Sanders called for the $1 billion boost in the Low Income Home Energy Assistance Program. President Bush, meanwhile, wants Congress to cut $379 million from the program that provides critical help to 5.8 million senior citizens on fixed-incomes and low-income families with children, including approximately 20,000 households in Vermont.
“This is an emergency. We ought to treat it like one. At a time when home heating oil prices are soaring, it is inconceivable that the president would even think of lowering assistance,” Sanders said.
“No family should be forced to choose between heating their home and putting food on the table for their children,” Sanders added. “No senior citizen should have to decide between buying life-saving prescriptions and paying utility bills.”
According to the Energy Information Administration, a typical household will pay almost $1,000 this winter to keep their homes warm, a jump of up to 22 percent from last year. The government agency reported that U.S. heating oil inventories as of mid-November were nearly 25 percent below both last year’s inventory numbers and the 10-year average.
Making matters worse, higher fuel prices have caused more people to seek help paying their heating bills so there is less help to go around.
In recent years, the number of households receiving home heating assistance increased by 26 percent from 4.6 million in 2003 to about 5.8 million in 2007. During the same period, federal support for the program went up by only 10 percent. As a result, the average grant declined from $349 to $305 while energy prices continued to rise. As a result, there has been a significant decrease in the program’s purchasing power.
According to the National Energy Assistance Directors Association, states are planning to reduce the number of households served by about 15 percent in the absence of additional federal and supplemental state funding. The result would be a decline in the number of households served from about 5.8 million in 2007 to 4.9 million during the coming year.

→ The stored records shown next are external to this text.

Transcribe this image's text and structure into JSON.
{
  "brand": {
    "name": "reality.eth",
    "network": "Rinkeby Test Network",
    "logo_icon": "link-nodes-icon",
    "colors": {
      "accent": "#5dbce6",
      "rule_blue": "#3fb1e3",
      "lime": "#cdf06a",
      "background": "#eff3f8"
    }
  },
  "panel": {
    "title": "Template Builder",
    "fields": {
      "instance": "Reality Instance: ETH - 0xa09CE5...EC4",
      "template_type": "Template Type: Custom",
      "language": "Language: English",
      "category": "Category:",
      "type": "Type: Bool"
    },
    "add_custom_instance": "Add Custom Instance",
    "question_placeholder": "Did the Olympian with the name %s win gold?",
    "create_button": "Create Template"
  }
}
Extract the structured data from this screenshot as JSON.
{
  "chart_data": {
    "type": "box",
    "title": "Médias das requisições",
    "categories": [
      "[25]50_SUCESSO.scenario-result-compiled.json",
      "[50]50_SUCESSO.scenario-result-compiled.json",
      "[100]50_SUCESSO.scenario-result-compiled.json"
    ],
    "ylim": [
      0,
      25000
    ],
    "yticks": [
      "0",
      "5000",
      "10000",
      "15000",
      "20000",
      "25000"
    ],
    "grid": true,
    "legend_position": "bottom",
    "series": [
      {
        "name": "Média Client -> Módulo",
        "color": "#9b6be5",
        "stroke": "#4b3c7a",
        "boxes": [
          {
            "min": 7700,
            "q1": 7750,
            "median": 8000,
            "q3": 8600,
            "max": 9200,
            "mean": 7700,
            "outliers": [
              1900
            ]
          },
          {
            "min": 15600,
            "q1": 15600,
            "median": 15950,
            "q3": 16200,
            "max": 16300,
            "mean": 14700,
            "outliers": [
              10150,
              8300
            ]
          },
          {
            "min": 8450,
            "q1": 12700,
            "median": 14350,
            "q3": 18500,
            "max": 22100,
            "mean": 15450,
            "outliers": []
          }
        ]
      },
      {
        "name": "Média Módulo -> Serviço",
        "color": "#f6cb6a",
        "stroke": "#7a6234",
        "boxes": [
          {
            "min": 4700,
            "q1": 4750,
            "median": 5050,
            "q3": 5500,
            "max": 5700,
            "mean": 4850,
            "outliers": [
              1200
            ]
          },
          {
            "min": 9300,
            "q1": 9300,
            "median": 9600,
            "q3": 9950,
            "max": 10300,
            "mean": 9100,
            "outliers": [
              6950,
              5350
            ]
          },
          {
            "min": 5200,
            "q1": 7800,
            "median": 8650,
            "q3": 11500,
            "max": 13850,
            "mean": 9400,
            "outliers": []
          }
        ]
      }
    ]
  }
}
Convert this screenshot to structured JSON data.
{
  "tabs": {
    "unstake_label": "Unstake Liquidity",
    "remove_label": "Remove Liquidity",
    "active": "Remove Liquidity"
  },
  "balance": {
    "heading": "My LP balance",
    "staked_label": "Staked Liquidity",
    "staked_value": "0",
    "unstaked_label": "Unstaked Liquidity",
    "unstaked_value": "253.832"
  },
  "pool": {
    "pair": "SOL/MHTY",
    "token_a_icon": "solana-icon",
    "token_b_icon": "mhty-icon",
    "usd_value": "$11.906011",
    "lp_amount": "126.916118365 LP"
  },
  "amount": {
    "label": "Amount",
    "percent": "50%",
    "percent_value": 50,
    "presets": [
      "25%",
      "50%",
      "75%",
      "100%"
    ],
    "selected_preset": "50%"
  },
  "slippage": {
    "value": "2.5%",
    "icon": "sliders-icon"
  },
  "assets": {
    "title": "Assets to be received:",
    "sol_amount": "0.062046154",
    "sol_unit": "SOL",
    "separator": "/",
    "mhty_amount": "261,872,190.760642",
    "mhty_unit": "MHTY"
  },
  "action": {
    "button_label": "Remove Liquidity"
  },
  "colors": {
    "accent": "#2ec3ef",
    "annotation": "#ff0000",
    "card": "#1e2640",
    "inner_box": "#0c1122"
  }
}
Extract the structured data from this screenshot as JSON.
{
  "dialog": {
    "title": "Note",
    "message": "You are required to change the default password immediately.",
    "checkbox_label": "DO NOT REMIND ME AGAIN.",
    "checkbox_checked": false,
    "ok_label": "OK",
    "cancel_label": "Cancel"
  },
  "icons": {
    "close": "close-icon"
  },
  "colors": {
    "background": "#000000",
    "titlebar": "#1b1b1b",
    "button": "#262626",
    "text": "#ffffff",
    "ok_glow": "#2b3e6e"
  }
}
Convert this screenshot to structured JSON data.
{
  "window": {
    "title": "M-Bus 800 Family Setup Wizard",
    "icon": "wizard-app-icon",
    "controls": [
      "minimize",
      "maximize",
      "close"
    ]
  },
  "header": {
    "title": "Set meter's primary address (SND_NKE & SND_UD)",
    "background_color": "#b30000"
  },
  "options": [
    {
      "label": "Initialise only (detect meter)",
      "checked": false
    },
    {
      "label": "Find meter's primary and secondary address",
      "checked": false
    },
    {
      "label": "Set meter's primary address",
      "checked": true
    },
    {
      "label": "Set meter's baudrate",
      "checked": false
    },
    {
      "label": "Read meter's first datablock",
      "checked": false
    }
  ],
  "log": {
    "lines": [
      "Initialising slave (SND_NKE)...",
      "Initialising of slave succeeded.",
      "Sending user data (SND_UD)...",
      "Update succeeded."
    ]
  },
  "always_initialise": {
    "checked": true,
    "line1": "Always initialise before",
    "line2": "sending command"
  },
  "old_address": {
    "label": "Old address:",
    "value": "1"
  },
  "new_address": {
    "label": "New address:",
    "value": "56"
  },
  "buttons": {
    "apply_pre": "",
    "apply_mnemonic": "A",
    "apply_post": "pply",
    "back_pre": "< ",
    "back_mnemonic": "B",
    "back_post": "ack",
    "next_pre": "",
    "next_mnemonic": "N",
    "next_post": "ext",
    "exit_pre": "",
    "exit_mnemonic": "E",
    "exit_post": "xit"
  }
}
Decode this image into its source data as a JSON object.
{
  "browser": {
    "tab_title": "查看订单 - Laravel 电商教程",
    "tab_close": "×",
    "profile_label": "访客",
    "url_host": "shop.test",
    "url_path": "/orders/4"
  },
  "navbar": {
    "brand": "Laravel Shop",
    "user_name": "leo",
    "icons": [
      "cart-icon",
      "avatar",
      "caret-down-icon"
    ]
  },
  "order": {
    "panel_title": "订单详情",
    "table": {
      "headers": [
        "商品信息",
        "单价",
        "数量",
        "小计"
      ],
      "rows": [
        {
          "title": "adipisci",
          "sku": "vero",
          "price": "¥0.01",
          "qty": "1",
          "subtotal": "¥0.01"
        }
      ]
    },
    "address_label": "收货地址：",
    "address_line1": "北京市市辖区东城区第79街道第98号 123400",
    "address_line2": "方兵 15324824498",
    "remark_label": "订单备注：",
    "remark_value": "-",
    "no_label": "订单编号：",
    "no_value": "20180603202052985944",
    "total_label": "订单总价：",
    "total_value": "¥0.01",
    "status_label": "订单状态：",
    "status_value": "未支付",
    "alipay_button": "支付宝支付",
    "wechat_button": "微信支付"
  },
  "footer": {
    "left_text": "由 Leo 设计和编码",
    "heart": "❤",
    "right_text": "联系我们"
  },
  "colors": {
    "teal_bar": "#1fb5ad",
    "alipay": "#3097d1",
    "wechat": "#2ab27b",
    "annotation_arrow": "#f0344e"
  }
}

Sanders on November 20 was among senators from New England and other regions of the country who wrote to Bush urging the president to release $20 million left in a contingency fund to help people with low incomes afford to heat their homes.